■ DATASET RECORDS
########################################

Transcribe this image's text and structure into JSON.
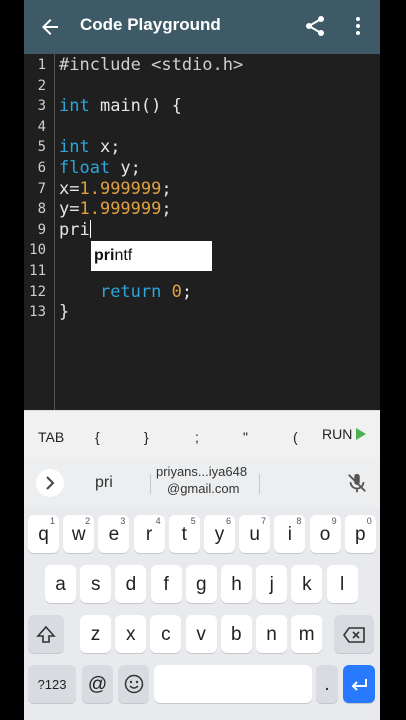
{
  "app": {
    "title": "Code Playground"
  },
  "editor": {
    "line_numbers": [
      "1",
      "2",
      "3",
      "4",
      "5",
      "6",
      "7",
      "8",
      "9",
      "10",
      "11",
      "12",
      "13"
    ],
    "lines": [
      {
        "indent": "",
        "parts": [
          {
            "t": "#include <stdio.h>",
            "c": "str"
          }
        ]
      },
      {
        "indent": "",
        "parts": []
      },
      {
        "indent": "",
        "parts": [
          {
            "t": "int",
            "c": "kw"
          },
          {
            "t": " main() {",
            "c": ""
          }
        ]
      },
      {
        "indent": "",
        "parts": []
      },
      {
        "indent": "",
        "parts": [
          {
            "t": "int",
            "c": "kw"
          },
          {
            "t": " x;",
            "c": ""
          }
        ]
      },
      {
        "indent": "",
        "parts": [
          {
            "t": "float",
            "c": "kw"
          },
          {
            "t": " y;",
            "c": ""
          }
        ]
      },
      {
        "indent": "",
        "parts": [
          {
            "t": "x=",
            "c": ""
          },
          {
            "t": "1.999999",
            "c": "num"
          },
          {
            "t": ";",
            "c": ""
          }
        ]
      },
      {
        "indent": "",
        "parts": [
          {
            "t": "y=",
            "c": ""
          },
          {
            "t": "1.999999",
            "c": "num"
          },
          {
            "t": ";",
            "c": ""
          }
        ]
      },
      {
        "indent": "",
        "parts": [
          {
            "t": "pri",
            "c": ""
          }
        ]
      },
      {
        "indent": "",
        "parts": []
      },
      {
        "indent": "",
        "parts": []
      },
      {
        "indent": "    ",
        "parts": [
          {
            "t": "return",
            "c": "kw"
          },
          {
            "t": " ",
            "c": ""
          },
          {
            "t": "0",
            "c": "num"
          },
          {
            "t": ";",
            "c": ""
          }
        ]
      },
      {
        "indent": "",
        "parts": [
          {
            "t": "}",
            "c": ""
          }
        ]
      }
    ],
    "autocomplete": {
      "match": "pri",
      "rest": "ntf"
    }
  },
  "keybar": {
    "items": [
      "TAB",
      "{",
      "}",
      ";",
      "\"",
      "("
    ],
    "run": "RUN"
  },
  "suggestions": {
    "word": "pri",
    "email_line1": "priyans...iya648",
    "email_line2": "@gmail.com"
  },
  "keyboard": {
    "row1": [
      {
        "k": "q",
        "s": "1"
      },
      {
        "k": "w",
        "s": "2"
      },
      {
        "k": "e",
        "s": "3"
      },
      {
        "k": "r",
        "s": "4"
      },
      {
        "k": "t",
        "s": "5"
      },
      {
        "k": "y",
        "s": "6"
      },
      {
        "k": "u",
        "s": "7"
      },
      {
        "k": "i",
        "s": "8"
      },
      {
        "k": "o",
        "s": "9"
      },
      {
        "k": "p",
        "s": "0"
      }
    ],
    "row2": [
      "a",
      "s",
      "d",
      "f",
      "g",
      "h",
      "j",
      "k",
      "l"
    ],
    "row3": [
      "z",
      "x",
      "c",
      "v",
      "b",
      "n",
      "m"
    ],
    "sym": "?123",
    "at": "@",
    "period": "."
  }
}
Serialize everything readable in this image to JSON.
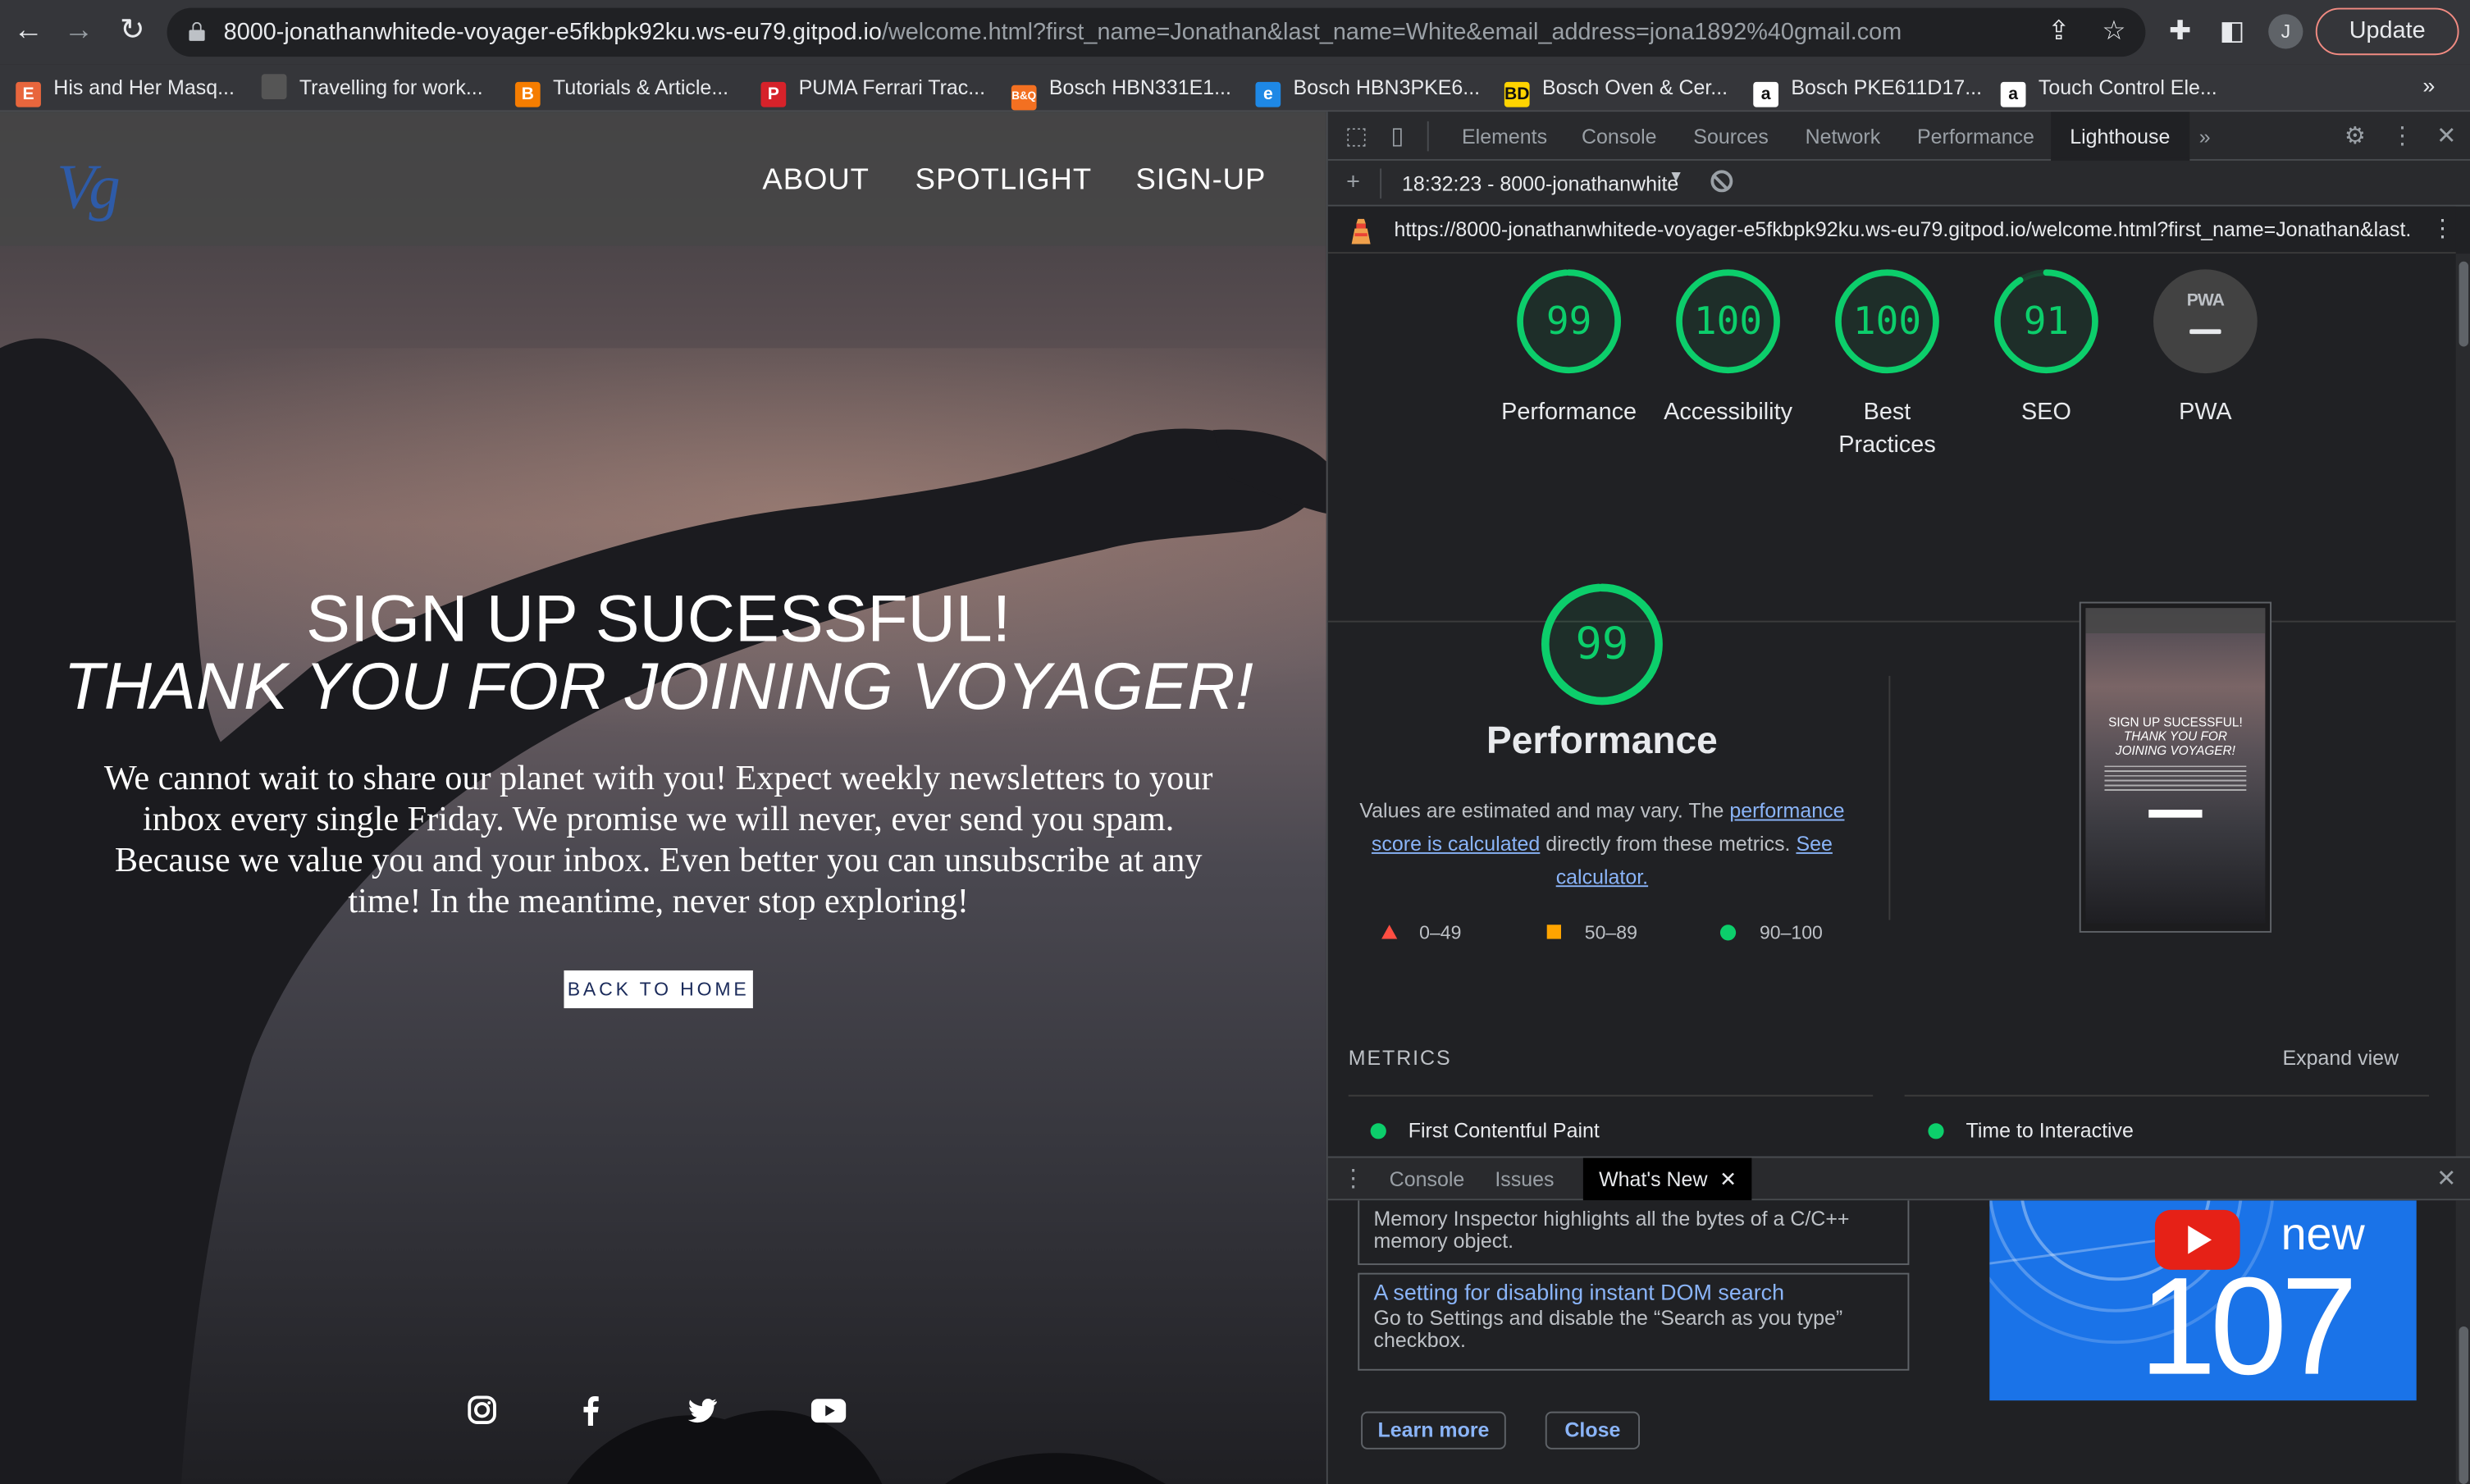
{
  "browser": {
    "url_host": "8000-jonathanwhitede-voyager-e5fkbpk92ku.ws-eu79.gitpod.io",
    "url_rest": "/welcome.html?first_name=Jonathan&last_name=White&email_address=jona1892%40gmail.com",
    "profile_initial": "J",
    "update_label": "Update",
    "bookmarks": [
      {
        "label": "His and Her Masq...",
        "fav": "E",
        "color": "#e8663d"
      },
      {
        "label": "Travelling for work...",
        "fav": "",
        "color": "#555555"
      },
      {
        "label": "Tutorials & Article...",
        "fav": "B",
        "color": "#f57d00"
      },
      {
        "label": "PUMA Ferrari Trac...",
        "fav": "P",
        "color": "#d6222a"
      },
      {
        "label": "Bosch HBN331E1...",
        "fav": "B&Q",
        "color": "#f37021"
      },
      {
        "label": "Bosch HBN3PKE6...",
        "fav": "e",
        "color": "#1e88e5"
      },
      {
        "label": "Bosch Oven & Cer...",
        "fav": "BD",
        "color": "#ffd400"
      },
      {
        "label": "Bosch PKE611D17...",
        "fav": "a",
        "color": "#ffffff"
      },
      {
        "label": "Touch Control Ele...",
        "fav": "a",
        "color": "#ffffff"
      }
    ],
    "bookmarks_more": "»"
  },
  "site": {
    "logo": "Vg",
    "nav": [
      "ABOUT",
      "SPOTLIGHT",
      "SIGN-UP"
    ],
    "heading_line1": "SIGN UP SUCESSFUL!",
    "heading_line2": "THANK YOU FOR JOINING VOYAGER!",
    "body": "We cannot wait to share our planet with you! Expect weekly newsletters to your inbox every single Friday. We promise we will never, ever send you spam. Because we value you and your inbox. Even better you can unsubscribe at any time! In the meantime, never stop exploring!",
    "button": "BACK TO HOME",
    "social_icons": [
      "instagram-icon",
      "facebook-icon",
      "twitter-icon",
      "youtube-icon"
    ]
  },
  "devtools": {
    "tabs": [
      "Elements",
      "Console",
      "Sources",
      "Network",
      "Performance",
      "Lighthouse"
    ],
    "active_tab": "Lighthouse",
    "more_tabs": "»",
    "report_selector": "18:32:23 - 8000-jonathanwhit⁠e",
    "report_url": "https://8000-jonathanwhitede-voyager-e5fkbpk92ku.ws-eu79.gitpod.io/welcome.html?first_name=Jonathan&last...",
    "scores": [
      {
        "label": "Performance",
        "value": 99,
        "fraction": 0.99
      },
      {
        "label": "Accessibility",
        "value": 100,
        "fraction": 1.0
      },
      {
        "label": "Best Practices",
        "value": 100,
        "fraction": 1.0
      },
      {
        "label": "SEO",
        "value": 91,
        "fraction": 0.91
      }
    ],
    "pwa_label": "PWA",
    "pwa_badge": "PWA",
    "perf_big_score": 99,
    "perf_title": "Performance",
    "perf_desc_1": "Values are estimated and may vary. The ",
    "perf_desc_link1": "performance score is calculated",
    "perf_desc_2": " directly from these metrics. ",
    "perf_desc_link2": "See calculator.",
    "legend": [
      "0–49",
      "50–89",
      "90–100"
    ],
    "metrics_heading": "METRICS",
    "expand_view": "Expand view",
    "metrics": [
      "First Contentful Paint",
      "Time to Interactive"
    ],
    "thumb": {
      "line1": "SIGN UP SUCESSFUL!",
      "line2": "THANK YOU FOR",
      "line3": "JOINING VOYAGER!"
    },
    "colors": {
      "pass": "#0cce6b",
      "average": "#ffa400",
      "fail": "#ff4e42"
    }
  },
  "drawer": {
    "tabs": [
      "Console",
      "Issues",
      "What's New"
    ],
    "active_tab": "What's New",
    "card1_text": "Memory Inspector highlights all the bytes of a C/C++ memory object.",
    "card2_title": "A setting for disabling instant DOM search",
    "card2_text": "Go to Settings and disable the “Search as you type” checkbox.",
    "learn_more": "Learn more",
    "close": "Close",
    "promo_new": "new",
    "promo_version": "107"
  }
}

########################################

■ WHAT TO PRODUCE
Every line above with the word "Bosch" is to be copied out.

■ RESULT BELOW
        "label": "Bosch HBN331E1...",
        "label": "Bosch HBN3PKE6...",
        "label": "Bosch Oven & Cer...",
        "label": "Bosch PKE611D17...",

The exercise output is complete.